Transport Infrastructure Ireland (TII) introduced an eradication programme on selected national roads in 2016 and they plan to treat knotweed infestations along entire routes and Donegal will be included in the first routes to be treated. This programme will run in paralled with Donegal County Councils treatment programme on non-national roads. Transport Infrastructure Ireland (TII) has issued an Advance Notice to landowners in relation to this programme.
If you become aware of any type of invasive alien plant species including Knotweed along a public road, please report it by contacting the Council in any of the following ways:
Online Report It at www.donegalcoco.ie
By email: email@example.com
By phone: 074 91 53900
If you become aware of any type of invasive alien plant species at any other location you should report the sighting to Invasive Species Ireland.
Although many infestations span both public and private lands, the Council has no authority to treat infestations on private lands. In circumstances where an infestation is thought to have originated from the roadside and from there spread to private lands the Council intends to consult with the landowner to get their consent to allow the treatment of all of the infestation.
For more information on dealing with an infestation on private land visit www.invasivespeciesireland.com
Signage will be erected at all infestation sites to stop the further spread of these plants. Knotweed is spread from plant fragments and a lack of awareness of the plant among those carrying out roadside hedge cutting is contributing to the spread and as a further management measure it is intended to erect signage at all infestation sites to help prevent them being cut.

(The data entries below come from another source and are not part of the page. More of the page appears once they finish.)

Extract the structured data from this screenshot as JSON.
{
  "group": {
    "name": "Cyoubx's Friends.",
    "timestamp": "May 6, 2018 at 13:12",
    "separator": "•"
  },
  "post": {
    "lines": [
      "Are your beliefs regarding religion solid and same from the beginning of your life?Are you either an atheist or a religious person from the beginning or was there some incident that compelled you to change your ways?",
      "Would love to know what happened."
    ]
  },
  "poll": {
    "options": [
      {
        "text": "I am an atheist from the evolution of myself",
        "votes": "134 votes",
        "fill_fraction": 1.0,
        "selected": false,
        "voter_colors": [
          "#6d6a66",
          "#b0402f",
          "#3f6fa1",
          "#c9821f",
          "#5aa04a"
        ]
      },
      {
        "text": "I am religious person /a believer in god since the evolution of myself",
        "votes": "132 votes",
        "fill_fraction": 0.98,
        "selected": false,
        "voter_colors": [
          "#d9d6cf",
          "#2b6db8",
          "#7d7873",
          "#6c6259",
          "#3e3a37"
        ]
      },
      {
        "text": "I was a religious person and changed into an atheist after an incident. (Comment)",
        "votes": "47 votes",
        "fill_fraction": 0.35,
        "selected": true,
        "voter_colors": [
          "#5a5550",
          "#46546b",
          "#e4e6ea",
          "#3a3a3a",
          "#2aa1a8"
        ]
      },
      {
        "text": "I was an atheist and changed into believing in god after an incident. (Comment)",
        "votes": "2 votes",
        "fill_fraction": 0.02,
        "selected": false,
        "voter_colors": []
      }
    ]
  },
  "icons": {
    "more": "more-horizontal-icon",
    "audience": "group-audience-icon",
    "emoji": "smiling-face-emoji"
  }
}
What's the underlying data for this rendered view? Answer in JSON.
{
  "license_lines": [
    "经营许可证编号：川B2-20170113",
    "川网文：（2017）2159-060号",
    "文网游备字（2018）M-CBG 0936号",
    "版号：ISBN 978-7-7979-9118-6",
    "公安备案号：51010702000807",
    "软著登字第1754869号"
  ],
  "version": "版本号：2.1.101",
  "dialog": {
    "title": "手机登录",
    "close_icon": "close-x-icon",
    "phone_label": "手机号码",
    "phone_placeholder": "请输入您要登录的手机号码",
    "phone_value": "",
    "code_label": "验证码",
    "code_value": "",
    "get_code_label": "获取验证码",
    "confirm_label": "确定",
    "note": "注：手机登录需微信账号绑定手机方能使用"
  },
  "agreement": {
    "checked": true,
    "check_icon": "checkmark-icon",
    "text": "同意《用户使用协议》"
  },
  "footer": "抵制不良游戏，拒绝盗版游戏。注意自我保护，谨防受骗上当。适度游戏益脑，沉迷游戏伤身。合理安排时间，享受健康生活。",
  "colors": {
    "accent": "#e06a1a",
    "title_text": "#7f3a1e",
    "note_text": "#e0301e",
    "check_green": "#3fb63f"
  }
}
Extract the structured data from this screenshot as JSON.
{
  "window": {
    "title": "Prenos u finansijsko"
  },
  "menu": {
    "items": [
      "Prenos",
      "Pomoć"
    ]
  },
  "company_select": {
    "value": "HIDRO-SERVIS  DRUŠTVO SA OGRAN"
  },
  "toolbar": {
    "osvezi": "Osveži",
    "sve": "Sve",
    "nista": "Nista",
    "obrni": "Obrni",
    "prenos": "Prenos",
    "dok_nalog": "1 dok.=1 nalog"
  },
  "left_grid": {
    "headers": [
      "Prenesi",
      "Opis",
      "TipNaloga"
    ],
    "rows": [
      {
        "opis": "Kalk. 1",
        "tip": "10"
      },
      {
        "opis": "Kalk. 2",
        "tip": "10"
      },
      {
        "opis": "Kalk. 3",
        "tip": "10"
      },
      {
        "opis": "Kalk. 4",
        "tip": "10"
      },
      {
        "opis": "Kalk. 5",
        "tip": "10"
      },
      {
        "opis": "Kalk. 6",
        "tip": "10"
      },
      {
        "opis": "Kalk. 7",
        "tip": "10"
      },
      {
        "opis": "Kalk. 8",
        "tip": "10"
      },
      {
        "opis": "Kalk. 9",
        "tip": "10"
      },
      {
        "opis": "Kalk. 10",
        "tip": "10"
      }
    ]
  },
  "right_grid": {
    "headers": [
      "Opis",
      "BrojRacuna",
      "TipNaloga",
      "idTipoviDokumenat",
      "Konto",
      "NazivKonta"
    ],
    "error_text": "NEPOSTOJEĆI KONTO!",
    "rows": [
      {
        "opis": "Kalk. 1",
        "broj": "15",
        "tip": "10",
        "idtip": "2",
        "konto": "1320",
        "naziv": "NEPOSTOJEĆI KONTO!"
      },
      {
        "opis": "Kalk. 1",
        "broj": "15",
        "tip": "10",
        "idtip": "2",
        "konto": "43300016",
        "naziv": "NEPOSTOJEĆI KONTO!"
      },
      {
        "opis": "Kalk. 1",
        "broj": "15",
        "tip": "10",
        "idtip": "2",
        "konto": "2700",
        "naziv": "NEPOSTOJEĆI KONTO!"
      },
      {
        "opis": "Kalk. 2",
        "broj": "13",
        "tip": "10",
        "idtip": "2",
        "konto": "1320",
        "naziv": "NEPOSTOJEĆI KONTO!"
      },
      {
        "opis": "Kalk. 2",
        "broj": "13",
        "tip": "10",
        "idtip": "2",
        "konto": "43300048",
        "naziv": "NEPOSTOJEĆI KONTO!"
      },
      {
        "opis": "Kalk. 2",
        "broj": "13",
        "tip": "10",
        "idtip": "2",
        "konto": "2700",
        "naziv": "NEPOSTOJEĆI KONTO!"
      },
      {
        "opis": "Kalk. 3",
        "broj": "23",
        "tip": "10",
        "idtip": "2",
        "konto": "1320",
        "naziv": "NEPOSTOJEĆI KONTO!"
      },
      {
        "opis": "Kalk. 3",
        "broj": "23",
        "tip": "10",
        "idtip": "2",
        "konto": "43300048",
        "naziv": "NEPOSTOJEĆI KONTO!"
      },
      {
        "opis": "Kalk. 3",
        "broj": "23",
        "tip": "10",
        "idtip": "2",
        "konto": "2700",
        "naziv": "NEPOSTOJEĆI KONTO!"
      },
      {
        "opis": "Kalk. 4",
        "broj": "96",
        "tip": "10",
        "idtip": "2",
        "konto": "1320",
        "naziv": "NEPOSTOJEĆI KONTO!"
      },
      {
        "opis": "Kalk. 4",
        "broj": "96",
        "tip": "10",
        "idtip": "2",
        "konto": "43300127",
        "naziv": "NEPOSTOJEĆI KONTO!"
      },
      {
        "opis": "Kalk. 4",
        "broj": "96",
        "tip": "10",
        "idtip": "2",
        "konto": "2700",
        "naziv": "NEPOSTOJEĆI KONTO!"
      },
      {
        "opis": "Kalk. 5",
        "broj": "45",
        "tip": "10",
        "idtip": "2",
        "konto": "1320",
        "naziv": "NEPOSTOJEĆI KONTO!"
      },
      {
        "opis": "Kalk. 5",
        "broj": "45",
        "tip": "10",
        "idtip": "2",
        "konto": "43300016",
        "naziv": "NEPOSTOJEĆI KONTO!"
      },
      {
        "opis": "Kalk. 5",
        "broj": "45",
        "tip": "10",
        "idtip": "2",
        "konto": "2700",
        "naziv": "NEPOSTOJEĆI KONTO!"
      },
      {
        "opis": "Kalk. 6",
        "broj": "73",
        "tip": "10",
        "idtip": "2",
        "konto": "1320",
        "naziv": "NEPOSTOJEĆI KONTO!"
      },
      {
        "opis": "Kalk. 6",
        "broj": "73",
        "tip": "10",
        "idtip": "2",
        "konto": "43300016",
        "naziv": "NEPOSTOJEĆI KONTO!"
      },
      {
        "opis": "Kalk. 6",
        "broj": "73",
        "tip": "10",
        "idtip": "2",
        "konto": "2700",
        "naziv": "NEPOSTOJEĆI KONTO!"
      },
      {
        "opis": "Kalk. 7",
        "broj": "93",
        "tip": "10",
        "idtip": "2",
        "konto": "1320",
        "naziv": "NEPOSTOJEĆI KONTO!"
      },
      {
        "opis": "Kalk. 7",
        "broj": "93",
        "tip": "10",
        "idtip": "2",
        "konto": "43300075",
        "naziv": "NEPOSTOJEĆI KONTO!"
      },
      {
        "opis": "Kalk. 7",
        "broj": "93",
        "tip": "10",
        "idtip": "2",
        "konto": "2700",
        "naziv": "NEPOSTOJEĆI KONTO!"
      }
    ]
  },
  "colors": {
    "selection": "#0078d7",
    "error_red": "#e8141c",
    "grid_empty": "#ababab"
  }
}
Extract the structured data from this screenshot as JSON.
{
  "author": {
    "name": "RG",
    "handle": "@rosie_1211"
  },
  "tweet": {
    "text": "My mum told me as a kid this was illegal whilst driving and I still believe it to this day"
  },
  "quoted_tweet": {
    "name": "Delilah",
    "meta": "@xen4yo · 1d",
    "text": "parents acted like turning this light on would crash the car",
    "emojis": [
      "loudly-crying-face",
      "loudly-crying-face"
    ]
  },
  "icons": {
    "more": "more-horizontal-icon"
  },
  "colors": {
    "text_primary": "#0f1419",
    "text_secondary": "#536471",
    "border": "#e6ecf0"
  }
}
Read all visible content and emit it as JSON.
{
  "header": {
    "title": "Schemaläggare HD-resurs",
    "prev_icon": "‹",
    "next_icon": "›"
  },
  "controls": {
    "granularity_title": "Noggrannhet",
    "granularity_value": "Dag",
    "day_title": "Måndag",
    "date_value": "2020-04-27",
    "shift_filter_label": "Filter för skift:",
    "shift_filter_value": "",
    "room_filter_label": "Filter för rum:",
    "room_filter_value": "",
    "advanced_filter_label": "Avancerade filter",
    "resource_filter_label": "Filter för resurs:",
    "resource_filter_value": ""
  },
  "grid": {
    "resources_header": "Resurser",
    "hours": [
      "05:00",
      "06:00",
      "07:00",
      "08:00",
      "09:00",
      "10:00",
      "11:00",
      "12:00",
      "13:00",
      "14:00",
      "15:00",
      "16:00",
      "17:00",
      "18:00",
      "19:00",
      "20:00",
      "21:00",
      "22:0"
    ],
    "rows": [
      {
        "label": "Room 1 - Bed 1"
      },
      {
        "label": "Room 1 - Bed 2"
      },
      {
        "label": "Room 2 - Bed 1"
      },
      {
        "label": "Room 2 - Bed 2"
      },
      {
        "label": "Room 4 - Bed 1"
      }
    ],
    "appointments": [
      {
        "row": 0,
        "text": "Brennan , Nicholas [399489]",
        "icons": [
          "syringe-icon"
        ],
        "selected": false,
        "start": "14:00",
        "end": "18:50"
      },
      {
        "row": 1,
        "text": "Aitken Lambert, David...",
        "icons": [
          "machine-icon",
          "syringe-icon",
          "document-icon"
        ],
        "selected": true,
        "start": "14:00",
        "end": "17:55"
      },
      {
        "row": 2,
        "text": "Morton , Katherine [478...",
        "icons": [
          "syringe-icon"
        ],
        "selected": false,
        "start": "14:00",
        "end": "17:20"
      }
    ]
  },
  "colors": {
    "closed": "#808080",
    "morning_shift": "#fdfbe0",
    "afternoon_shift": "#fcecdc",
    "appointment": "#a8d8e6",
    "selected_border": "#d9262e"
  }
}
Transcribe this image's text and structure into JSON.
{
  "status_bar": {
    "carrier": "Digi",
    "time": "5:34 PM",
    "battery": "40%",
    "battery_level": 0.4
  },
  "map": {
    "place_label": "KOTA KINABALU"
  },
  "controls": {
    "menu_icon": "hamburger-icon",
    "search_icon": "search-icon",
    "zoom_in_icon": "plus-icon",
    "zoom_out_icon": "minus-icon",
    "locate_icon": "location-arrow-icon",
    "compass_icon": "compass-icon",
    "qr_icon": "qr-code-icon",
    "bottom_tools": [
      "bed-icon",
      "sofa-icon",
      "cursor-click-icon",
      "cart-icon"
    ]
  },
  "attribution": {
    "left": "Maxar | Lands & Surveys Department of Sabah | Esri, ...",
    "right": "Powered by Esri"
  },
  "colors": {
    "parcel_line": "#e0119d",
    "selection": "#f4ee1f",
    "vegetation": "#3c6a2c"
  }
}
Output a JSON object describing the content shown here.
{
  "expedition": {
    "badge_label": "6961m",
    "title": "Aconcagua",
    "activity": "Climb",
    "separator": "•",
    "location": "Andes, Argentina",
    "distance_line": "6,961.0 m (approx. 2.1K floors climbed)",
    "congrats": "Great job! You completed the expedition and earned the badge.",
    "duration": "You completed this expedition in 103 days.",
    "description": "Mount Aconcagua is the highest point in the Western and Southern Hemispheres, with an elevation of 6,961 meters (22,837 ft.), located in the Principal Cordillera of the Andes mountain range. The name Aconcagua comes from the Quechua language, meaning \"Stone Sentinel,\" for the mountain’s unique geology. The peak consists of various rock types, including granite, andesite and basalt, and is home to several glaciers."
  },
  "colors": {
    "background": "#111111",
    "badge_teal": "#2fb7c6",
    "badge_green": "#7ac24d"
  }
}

It will be necessary to continue to cut back hedges where existing infestations are blocking visibility or generally creating a hazard on the road network. It is planned to do this cutting manually to avoid spreading the infestation and cuttings will continue to be left on site until an alternative disposal method can be agreed.